REQUIRED ACTION>
Provide the number of lines below that include "nombre", without any other words.

*** Opening of THE RECORDS ***

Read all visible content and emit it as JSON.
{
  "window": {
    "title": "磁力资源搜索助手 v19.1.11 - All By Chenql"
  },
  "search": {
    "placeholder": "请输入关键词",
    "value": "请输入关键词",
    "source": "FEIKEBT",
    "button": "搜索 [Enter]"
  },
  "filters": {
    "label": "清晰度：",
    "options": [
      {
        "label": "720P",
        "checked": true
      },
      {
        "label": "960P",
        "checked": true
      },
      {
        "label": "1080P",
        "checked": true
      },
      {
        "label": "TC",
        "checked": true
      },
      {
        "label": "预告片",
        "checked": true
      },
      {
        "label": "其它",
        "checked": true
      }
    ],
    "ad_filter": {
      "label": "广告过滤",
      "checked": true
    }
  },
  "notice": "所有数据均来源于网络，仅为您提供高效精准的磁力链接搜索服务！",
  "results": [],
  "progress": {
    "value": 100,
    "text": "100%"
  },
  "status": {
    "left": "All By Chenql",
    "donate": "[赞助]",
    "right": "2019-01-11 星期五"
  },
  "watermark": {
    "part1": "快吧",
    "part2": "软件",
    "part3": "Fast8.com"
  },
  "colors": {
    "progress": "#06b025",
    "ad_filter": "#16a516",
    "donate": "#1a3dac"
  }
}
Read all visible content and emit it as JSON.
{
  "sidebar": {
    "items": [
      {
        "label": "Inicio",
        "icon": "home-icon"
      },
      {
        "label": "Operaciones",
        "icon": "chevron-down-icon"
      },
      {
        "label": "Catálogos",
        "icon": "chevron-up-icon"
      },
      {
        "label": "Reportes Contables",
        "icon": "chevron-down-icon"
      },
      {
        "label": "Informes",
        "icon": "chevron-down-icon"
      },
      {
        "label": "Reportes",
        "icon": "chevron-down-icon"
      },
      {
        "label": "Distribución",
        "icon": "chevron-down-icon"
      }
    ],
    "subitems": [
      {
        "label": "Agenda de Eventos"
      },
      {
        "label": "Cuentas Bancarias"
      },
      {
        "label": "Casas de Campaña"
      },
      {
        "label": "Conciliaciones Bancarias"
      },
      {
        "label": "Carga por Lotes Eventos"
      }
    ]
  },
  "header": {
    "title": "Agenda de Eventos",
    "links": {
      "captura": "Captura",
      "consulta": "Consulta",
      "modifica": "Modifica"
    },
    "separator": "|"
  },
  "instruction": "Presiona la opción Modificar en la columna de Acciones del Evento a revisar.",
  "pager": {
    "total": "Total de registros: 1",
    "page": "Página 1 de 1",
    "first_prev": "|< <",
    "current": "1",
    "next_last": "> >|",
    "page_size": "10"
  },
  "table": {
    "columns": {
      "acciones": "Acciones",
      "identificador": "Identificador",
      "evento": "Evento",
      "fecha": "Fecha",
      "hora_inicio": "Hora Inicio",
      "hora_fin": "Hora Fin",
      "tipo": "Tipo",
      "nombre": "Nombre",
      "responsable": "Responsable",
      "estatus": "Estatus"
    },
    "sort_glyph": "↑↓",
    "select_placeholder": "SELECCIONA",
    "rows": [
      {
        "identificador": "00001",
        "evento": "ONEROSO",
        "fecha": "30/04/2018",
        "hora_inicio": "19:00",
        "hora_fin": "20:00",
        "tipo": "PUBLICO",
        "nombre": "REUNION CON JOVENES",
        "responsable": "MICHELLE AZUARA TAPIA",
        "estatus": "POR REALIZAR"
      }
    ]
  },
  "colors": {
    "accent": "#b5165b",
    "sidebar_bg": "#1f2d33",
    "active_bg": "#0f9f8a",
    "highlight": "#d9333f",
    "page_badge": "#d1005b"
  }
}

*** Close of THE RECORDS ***
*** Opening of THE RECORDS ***

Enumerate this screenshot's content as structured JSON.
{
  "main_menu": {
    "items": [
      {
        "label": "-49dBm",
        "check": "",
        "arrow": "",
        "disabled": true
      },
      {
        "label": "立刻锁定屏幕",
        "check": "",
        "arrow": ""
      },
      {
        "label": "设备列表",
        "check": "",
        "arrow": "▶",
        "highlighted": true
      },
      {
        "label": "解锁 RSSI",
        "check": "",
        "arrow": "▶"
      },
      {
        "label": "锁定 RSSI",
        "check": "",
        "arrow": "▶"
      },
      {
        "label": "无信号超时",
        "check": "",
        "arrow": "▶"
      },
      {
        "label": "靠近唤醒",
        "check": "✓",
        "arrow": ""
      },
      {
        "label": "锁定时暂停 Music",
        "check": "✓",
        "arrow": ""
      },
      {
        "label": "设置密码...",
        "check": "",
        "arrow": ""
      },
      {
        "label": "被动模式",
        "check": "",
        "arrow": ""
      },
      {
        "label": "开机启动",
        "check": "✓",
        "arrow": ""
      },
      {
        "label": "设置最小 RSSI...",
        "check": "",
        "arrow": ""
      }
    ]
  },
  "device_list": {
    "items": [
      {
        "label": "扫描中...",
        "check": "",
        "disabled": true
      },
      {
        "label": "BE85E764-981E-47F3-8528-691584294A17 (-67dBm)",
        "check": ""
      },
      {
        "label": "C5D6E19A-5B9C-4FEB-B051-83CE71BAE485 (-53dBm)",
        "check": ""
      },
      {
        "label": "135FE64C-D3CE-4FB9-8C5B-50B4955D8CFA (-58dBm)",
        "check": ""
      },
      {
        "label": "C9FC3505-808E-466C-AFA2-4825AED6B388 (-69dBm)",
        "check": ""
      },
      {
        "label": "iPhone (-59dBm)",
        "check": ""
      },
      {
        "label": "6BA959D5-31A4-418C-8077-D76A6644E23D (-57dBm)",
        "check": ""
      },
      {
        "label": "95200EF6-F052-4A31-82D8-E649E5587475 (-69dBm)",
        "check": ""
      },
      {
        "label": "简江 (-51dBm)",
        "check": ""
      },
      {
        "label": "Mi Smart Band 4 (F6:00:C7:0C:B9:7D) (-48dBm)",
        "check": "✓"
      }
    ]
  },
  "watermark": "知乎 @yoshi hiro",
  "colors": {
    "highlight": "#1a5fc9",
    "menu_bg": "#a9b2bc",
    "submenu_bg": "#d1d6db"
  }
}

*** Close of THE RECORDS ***

REPLY TO THE TASK>
2